WHAT THE TASK ASKS:
Give back every record below, character for character.

══ RECORDS FOR PROCESSING

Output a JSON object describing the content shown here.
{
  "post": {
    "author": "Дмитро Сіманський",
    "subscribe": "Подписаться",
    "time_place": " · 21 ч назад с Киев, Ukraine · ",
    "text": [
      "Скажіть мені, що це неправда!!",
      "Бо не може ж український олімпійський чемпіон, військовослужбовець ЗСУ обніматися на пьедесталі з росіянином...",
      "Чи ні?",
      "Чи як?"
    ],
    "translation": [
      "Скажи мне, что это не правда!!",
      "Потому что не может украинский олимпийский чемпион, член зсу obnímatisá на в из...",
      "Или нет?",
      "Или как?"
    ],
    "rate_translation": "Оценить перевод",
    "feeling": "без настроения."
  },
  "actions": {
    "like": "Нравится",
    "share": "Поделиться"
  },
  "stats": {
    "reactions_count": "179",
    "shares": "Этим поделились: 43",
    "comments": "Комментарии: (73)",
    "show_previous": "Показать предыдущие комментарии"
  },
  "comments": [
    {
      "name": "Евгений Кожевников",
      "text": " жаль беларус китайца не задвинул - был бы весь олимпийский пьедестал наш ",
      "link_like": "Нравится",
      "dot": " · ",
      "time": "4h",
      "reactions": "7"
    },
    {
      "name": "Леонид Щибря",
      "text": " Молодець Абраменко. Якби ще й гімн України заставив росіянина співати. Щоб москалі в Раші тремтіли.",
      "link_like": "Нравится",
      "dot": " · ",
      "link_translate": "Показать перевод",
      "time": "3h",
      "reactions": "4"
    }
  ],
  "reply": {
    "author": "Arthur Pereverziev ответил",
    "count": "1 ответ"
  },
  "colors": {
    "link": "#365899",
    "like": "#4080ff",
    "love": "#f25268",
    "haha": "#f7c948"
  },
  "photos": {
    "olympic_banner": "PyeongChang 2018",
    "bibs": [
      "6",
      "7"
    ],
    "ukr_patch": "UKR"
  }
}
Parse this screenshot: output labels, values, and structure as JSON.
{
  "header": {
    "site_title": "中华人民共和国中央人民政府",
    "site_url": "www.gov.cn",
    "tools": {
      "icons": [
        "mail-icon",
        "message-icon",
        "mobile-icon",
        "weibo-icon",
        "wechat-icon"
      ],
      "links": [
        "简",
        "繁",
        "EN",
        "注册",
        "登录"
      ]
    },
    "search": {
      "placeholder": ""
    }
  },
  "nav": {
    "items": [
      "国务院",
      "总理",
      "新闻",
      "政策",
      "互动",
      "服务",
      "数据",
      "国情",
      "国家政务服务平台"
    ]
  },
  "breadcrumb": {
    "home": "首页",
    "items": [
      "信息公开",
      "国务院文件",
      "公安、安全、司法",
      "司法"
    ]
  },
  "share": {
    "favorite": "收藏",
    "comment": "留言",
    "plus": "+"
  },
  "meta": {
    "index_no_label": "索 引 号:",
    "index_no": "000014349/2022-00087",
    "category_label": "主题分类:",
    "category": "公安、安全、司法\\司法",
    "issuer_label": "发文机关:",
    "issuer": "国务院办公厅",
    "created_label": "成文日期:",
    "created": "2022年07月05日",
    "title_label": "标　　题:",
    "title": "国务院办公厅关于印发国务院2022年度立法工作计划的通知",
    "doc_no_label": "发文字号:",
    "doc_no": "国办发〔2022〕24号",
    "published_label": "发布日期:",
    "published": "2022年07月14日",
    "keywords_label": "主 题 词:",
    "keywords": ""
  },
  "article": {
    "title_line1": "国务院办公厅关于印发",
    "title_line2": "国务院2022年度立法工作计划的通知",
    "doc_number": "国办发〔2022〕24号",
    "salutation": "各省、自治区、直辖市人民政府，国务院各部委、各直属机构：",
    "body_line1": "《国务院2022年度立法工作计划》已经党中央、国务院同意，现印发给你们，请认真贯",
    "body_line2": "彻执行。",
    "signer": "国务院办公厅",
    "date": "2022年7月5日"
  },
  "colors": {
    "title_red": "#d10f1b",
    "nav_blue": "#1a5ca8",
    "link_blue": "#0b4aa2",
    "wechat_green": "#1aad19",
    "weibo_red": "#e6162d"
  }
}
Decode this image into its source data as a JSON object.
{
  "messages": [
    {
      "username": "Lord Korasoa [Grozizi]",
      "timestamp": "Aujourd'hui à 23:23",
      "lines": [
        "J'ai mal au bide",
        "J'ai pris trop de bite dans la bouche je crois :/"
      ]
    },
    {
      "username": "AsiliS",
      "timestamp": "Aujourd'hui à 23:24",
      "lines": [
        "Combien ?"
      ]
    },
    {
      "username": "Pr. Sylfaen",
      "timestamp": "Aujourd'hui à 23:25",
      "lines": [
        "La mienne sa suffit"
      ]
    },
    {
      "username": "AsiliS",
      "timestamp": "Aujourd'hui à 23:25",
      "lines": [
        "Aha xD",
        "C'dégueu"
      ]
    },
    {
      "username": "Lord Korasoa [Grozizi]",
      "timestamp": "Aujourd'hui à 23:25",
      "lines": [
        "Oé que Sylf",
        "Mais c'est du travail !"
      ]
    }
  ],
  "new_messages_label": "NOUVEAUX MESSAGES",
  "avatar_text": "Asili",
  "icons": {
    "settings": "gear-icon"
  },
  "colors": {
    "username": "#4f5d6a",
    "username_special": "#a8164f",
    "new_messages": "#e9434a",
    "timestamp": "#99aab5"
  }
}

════

ANSWER TO THIS PROBLEM:
Output a JSON object describing the content shown here.
{
  "post": {
    "author": "Дмитро Сіманський",
    "subscribe": "Подписаться",
    "time_place": " · 21 ч назад с Киев, Ukraine · ",
    "text": [
      "Скажіть мені, що це неправда!!",
      "Бо не може ж український олімпійський чемпіон, військовослужбовець ЗСУ обніматися на пьедесталі з росіянином...",
      "Чи ні?",
      "Чи як?"
    ],
    "translation": [
      "Скажи мне, что это не правда!!",
      "Потому что не может украинский олимпийский чемпион, член зсу obnímatisá на в из...",
      "Или нет?",
      "Или как?"
    ],
    "rate_translation": "Оценить перевод",
    "feeling": "без настроения."
  },
  "actions": {
    "like": "Нравится",
    "share": "Поделиться"
  },
  "stats": {
    "reactions_count": "179",
    "shares": "Этим поделились: 43",
    "comments": "Комментарии: (73)",
    "show_previous": "Показать предыдущие комментарии"
  },
  "comments": [
    {
      "name": "Евгений Кожевников",
      "text": " жаль беларус китайца не задвинул - был бы весь олимпийский пьедестал наш ",
      "link_like": "Нравится",
      "dot": " · ",
      "time": "4h",
      "reactions": "7"
    },
    {
      "name": "Леонид Щибря",
      "text": " Молодець Абраменко. Якби ще й гімн України заставив росіянина співати. Щоб москалі в Раші тремтіли.",
      "link_like": "Нравится",
      "dot": " · ",
      "link_translate": "Показать перевод",
      "time": "3h",
      "reactions": "4"
    }
  ],
  "reply": {
    "author": "Arthur Pereverziev ответил",
    "count": "1 ответ"
  },
  "colors": {
    "link": "#365899",
    "like": "#4080ff",
    "love": "#f25268",
    "haha": "#f7c948"
  },
  "photos": {
    "olympic_banner": "PyeongChang 2018",
    "bibs": [
      "6",
      "7"
    ],
    "ukr_patch": "UKR"
  }
}
Parse this screenshot: output labels, values, and structure as JSON.
{
  "header": {
    "site_title": "中华人民共和国中央人民政府",
    "site_url": "www.gov.cn",
    "tools": {
      "icons": [
        "mail-icon",
        "message-icon",
        "mobile-icon",
        "weibo-icon",
        "wechat-icon"
      ],
      "links": [
        "简",
        "繁",
        "EN",
        "注册",
        "登录"
      ]
    },
    "search": {
      "placeholder": ""
    }
  },
  "nav": {
    "items": [
      "国务院",
      "总理",
      "新闻",
      "政策",
      "互动",
      "服务",
      "数据",
      "国情",
      "国家政务服务平台"
    ]
  },
  "breadcrumb": {
    "home": "首页",
    "items": [
      "信息公开",
      "国务院文件",
      "公安、安全、司法",
      "司法"
    ]
  },
  "share": {
    "favorite": "收藏",
    "comment": "留言",
    "plus": "+"
  },
  "meta": {
    "index_no_label": "索 引 号:",
    "index_no": "000014349/2022-00087",
    "category_label": "主题分类:",
    "category": "公安、安全、司法\\司法",
    "issuer_label": "发文机关:",
    "issuer": "国务院办公厅",
    "created_label": "成文日期:",
    "created": "2022年07月05日",
    "title_label": "标　　题:",
    "title": "国务院办公厅关于印发国务院2022年度立法工作计划的通知",
    "doc_no_label": "发文字号:",
    "doc_no": "国办发〔2022〕24号",
    "published_label": "发布日期:",
    "published": "2022年07月14日",
    "keywords_label": "主 题 词:",
    "keywords": ""
  },
  "article": {
    "title_line1": "国务院办公厅关于印发",
    "title_line2": "国务院2022年度立法工作计划的通知",
    "doc_number": "国办发〔2022〕24号",
    "salutation": "各省、自治区、直辖市人民政府，国务院各部委、各直属机构：",
    "body_line1": "《国务院2022年度立法工作计划》已经党中央、国务院同意，现印发给你们，请认真贯",
    "body_line2": "彻执行。",
    "signer": "国务院办公厅",
    "date": "2022年7月5日"
  },
  "colors": {
    "title_red": "#d10f1b",
    "nav_blue": "#1a5ca8",
    "link_blue": "#0b4aa2",
    "wechat_green": "#1aad19",
    "weibo_red": "#e6162d"
  }
}
Decode this image into its source data as a JSON object.
{
  "messages": [
    {
      "username": "Lord Korasoa [Grozizi]",
      "timestamp": "Aujourd'hui à 23:23",
      "lines": [
        "J'ai mal au bide",
        "J'ai pris trop de bite dans la bouche je crois :/"
      ]
    },
    {
      "username": "AsiliS",
      "timestamp": "Aujourd'hui à 23:24",
      "lines": [
        "Combien ?"
      ]
    },
    {
      "username": "Pr. Sylfaen",
      "timestamp": "Aujourd'hui à 23:25",
      "lines": [
        "La mienne sa suffit"
      ]
    },
    {
      "username": "AsiliS",
      "timestamp": "Aujourd'hui à 23:25",
      "lines": [
        "Aha xD",
        "C'dégueu"
      ]
    },
    {
      "username": "Lord Korasoa [Grozizi]",
      "timestamp": "Aujourd'hui à 23:25",
      "lines": [
        "Oé que Sylf",
        "Mais c'est du travail !"
      ]
    }
  ],
  "new_messages_label": "NOUVEAUX MESSAGES",
  "avatar_text": "Asili",
  "icons": {
    "settings": "gear-icon"
  },
  "colors": {
    "username": "#4f5d6a",
    "username_special": "#a8164f",
    "new_messages": "#e9434a",
    "timestamp": "#99aab5"
  }
}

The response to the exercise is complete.